ELIA KAZAN Biography - Theater, Opera and Movie personalities


Biography » theater opera and movie personalities » elia kazan


Name: Elias Kazanjoglou                                                                 
Born: 7 September 1909 Constantinople, Ottoman Empire                                   
Died: 28 September 2003 New York, US                                                     
Elia Kazan (September 7, 1909 – September 28, 2003) was a                             
Greek-American film and theatre director, film and theatrical producer,                 
screenwriter, novelist and cofounder of the influential Actors Studio in New             
York in 1947.                                                                           
Elia Kazan was born Elias Kazancıoğlu in 1909 in Constantinople (present-day           
Istanbul, Turkey), then capital of the Ottoman Empire, to a Greek family.               
According to some sources he was born in the Anatolian city of Kayseri.                 
Suffering the prejudice of being Greek from the newly formed government of the           
Young Turks, his family emigrated to the United States in 1913 and settled in           
New York City, where his father, George Kazanjoglou, became a rug merchant.             
Kazan's father expected that his son would go into the family business, but his         
mother, Athena, encouraged Kazan to make his own decisions.                             
Kazan attended public schools in New York City and New Rochelle, New York. After         
graduating from Williams College, Massachusetts, Kazan studied at Yale                   
University's School of Drama. In the 1930s, Kazan acted with New York's Group           

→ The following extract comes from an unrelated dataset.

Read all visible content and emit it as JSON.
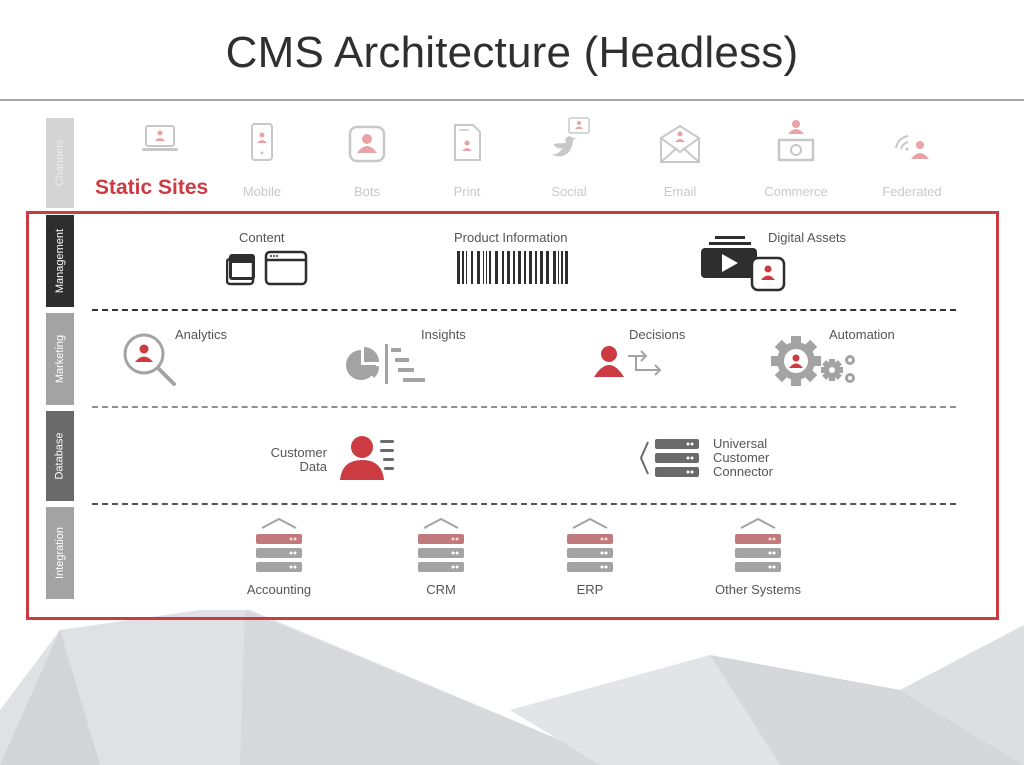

Theatre, alongside (among others) Lee Strasberg, Clifford Odets, and Stella and         
Luther Adler. During this period, Kazan earned his nickname 'Gadg,' short for           

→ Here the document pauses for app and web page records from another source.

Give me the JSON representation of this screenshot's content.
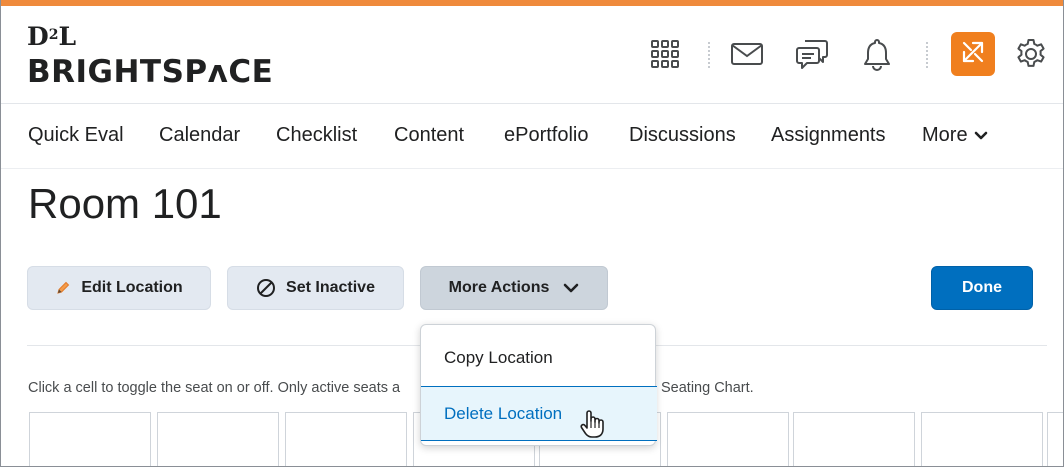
{
  "brand": {
    "logo_top_a": "D",
    "logo_top_b": "2",
    "logo_top_c": "L",
    "logo_bottom": "BRIGHTSPʌCE",
    "colors": {
      "accent": "#ef8a3c",
      "primary": "#006fbf",
      "switch": "#f07f1e"
    }
  },
  "header_icons": [
    "waffle-grid-icon",
    "mail-icon",
    "chat-icon",
    "bell-icon",
    "role-switch-icon",
    "gear-icon"
  ],
  "nav": {
    "items": [
      "Quick Eval",
      "Calendar",
      "Checklist",
      "Content",
      "ePortfolio",
      "Discussions",
      "Assignments"
    ],
    "more_label": "More"
  },
  "page": {
    "title": "Room 101",
    "buttons": {
      "edit": "Edit Location",
      "inactive": "Set Inactive",
      "more_actions": "More Actions",
      "done": "Done"
    },
    "info_text": "Click a cell to toggle the seat on or off. Only active seats a",
    "info_tail": "Seating Chart."
  },
  "dropdown": {
    "items": [
      "Copy Location",
      "Delete Location"
    ],
    "hovered": "Delete Location"
  }
}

Gadget - he never learned to love the name. For about 19 months in 1934-36,             
Kazan was a member of a secret Communist cell.                                           
He became one of the most visible members of the Hollywood elite. Kazan's               
theater credits included acting in Men in White, Waiting for Lefty, Johnny               
Johnson, and Golden Boy, and directing A Streetcar Named Desire (1951) and Cat           
on a Hot Tin Roof (1955), two of the plays that made Tennessee Williams a               
theatrical and literary force, and All My Sons (1947) and Death of a Salesman, (1949)   
the plays which did much the same for Arthur Miller. He received three Tony             
Awards, winning for All My Sons, Death of a Salesman, and J.B.                           
Vivien Leigh in A Streetcar Named Desire (1951)                                         
Kazan's history as a film director is scarcely less noteworthy. He won two               
Academy Awards for Best Director, for Gentleman's Agreement (1947) and On the           
Waterfront (1954). He elicited remarkable performances from actors such as               
Marlon Brando and Oscar winners Vivien Leigh, Karl Malden and Kim Hunter in A           
Streetcar Named Desire (1951) (the film version of Tennessee Williams' play),           
James Dean and Oscar winner Jo Van Fleet in East of Eden (adapted from the John         
Steinbeck novel), and Andy Griffith in A Face in the Crowd.